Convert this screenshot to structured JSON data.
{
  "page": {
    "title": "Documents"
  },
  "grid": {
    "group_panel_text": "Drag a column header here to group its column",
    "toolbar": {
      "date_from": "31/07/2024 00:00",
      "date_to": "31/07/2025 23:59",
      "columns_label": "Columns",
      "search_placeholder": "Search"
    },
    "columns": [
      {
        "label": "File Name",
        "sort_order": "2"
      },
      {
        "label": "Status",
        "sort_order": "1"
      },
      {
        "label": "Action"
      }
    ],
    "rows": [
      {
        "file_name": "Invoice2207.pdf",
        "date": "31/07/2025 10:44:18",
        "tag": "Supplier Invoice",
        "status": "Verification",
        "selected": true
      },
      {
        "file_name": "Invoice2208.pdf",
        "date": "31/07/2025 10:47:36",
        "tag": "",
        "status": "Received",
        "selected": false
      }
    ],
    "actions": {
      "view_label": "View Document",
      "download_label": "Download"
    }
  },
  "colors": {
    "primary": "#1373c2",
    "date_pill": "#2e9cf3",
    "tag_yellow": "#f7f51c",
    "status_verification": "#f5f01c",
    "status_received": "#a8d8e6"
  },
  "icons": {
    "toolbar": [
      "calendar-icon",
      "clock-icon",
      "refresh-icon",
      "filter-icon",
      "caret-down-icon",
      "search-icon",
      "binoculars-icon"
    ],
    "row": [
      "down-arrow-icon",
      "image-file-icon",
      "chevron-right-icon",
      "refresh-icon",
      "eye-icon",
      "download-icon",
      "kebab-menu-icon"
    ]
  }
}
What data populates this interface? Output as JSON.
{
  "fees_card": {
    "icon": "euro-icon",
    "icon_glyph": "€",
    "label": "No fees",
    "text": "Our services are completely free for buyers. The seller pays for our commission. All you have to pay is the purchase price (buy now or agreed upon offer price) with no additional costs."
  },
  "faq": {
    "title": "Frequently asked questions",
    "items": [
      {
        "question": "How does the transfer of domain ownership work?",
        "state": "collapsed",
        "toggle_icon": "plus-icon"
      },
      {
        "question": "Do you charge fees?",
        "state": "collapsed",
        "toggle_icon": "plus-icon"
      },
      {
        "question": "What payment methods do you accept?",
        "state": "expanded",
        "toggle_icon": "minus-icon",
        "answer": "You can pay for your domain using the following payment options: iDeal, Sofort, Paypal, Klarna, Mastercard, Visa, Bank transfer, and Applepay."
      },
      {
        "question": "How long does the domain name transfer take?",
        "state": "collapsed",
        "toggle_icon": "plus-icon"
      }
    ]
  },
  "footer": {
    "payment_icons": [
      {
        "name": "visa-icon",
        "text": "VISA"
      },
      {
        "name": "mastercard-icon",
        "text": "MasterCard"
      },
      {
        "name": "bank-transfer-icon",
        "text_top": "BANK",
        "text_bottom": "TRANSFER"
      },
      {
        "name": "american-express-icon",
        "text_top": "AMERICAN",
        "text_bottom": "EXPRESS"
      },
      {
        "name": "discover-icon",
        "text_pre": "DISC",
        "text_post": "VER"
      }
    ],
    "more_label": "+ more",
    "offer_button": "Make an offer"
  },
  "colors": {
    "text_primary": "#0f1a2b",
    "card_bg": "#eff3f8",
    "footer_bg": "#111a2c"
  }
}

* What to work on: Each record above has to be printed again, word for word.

* Solution to the problem:
Convert this screenshot to structured JSON data.
{
  "page": {
    "title": "Documents"
  },
  "grid": {
    "group_panel_text": "Drag a column header here to group its column",
    "toolbar": {
      "date_from": "31/07/2024 00:00",
      "date_to": "31/07/2025 23:59",
      "columns_label": "Columns",
      "search_placeholder": "Search"
    },
    "columns": [
      {
        "label": "File Name",
        "sort_order": "2"
      },
      {
        "label": "Status",
        "sort_order": "1"
      },
      {
        "label": "Action"
      }
    ],
    "rows": [
      {
        "file_name": "Invoice2207.pdf",
        "date": "31/07/2025 10:44:18",
        "tag": "Supplier Invoice",
        "status": "Verification",
        "selected": true
      },
      {
        "file_name": "Invoice2208.pdf",
        "date": "31/07/2025 10:47:36",
        "tag": "",
        "status": "Received",
        "selected": false
      }
    ],
    "actions": {
      "view_label": "View Document",
      "download_label": "Download"
    }
  },
  "colors": {
    "primary": "#1373c2",
    "date_pill": "#2e9cf3",
    "tag_yellow": "#f7f51c",
    "status_verification": "#f5f01c",
    "status_received": "#a8d8e6"
  },
  "icons": {
    "toolbar": [
      "calendar-icon",
      "clock-icon",
      "refresh-icon",
      "filter-icon",
      "caret-down-icon",
      "search-icon",
      "binoculars-icon"
    ],
    "row": [
      "down-arrow-icon",
      "image-file-icon",
      "chevron-right-icon",
      "refresh-icon",
      "eye-icon",
      "download-icon",
      "kebab-menu-icon"
    ]
  }
}
What data populates this interface? Output as JSON.
{
  "fees_card": {
    "icon": "euro-icon",
    "icon_glyph": "€",
    "label": "No fees",
    "text": "Our services are completely free for buyers. The seller pays for our commission. All you have to pay is the purchase price (buy now or agreed upon offer price) with no additional costs."
  },
  "faq": {
    "title": "Frequently asked questions",
    "items": [
      {
        "question": "How does the transfer of domain ownership work?",
        "state": "collapsed",
        "toggle_icon": "plus-icon"
      },
      {
        "question": "Do you charge fees?",
        "state": "collapsed",
        "toggle_icon": "plus-icon"
      },
      {
        "question": "What payment methods do you accept?",
        "state": "expanded",
        "toggle_icon": "minus-icon",
        "answer": "You can pay for your domain using the following payment options: iDeal, Sofort, Paypal, Klarna, Mastercard, Visa, Bank transfer, and Applepay."
      },
      {
        "question": "How long does the domain name transfer take?",
        "state": "collapsed",
        "toggle_icon": "plus-icon"
      }
    ]
  },
  "footer": {
    "payment_icons": [
      {
        "name": "visa-icon",
        "text": "VISA"
      },
      {
        "name": "mastercard-icon",
        "text": "MasterCard"
      },
      {
        "name": "bank-transfer-icon",
        "text_top": "BANK",
        "text_bottom": "TRANSFER"
      },
      {
        "name": "american-express-icon",
        "text_top": "AMERICAN",
        "text_bottom": "EXPRESS"
      },
      {
        "name": "discover-icon",
        "text_pre": "DISC",
        "text_post": "VER"
      }
    ],
    "more_label": "+ more",
    "offer_button": "Make an offer"
  },
  "colors": {
    "text_primary": "#0f1a2b",
    "card_bg": "#eff3f8",
    "footer_bg": "#111a2c"
  }
}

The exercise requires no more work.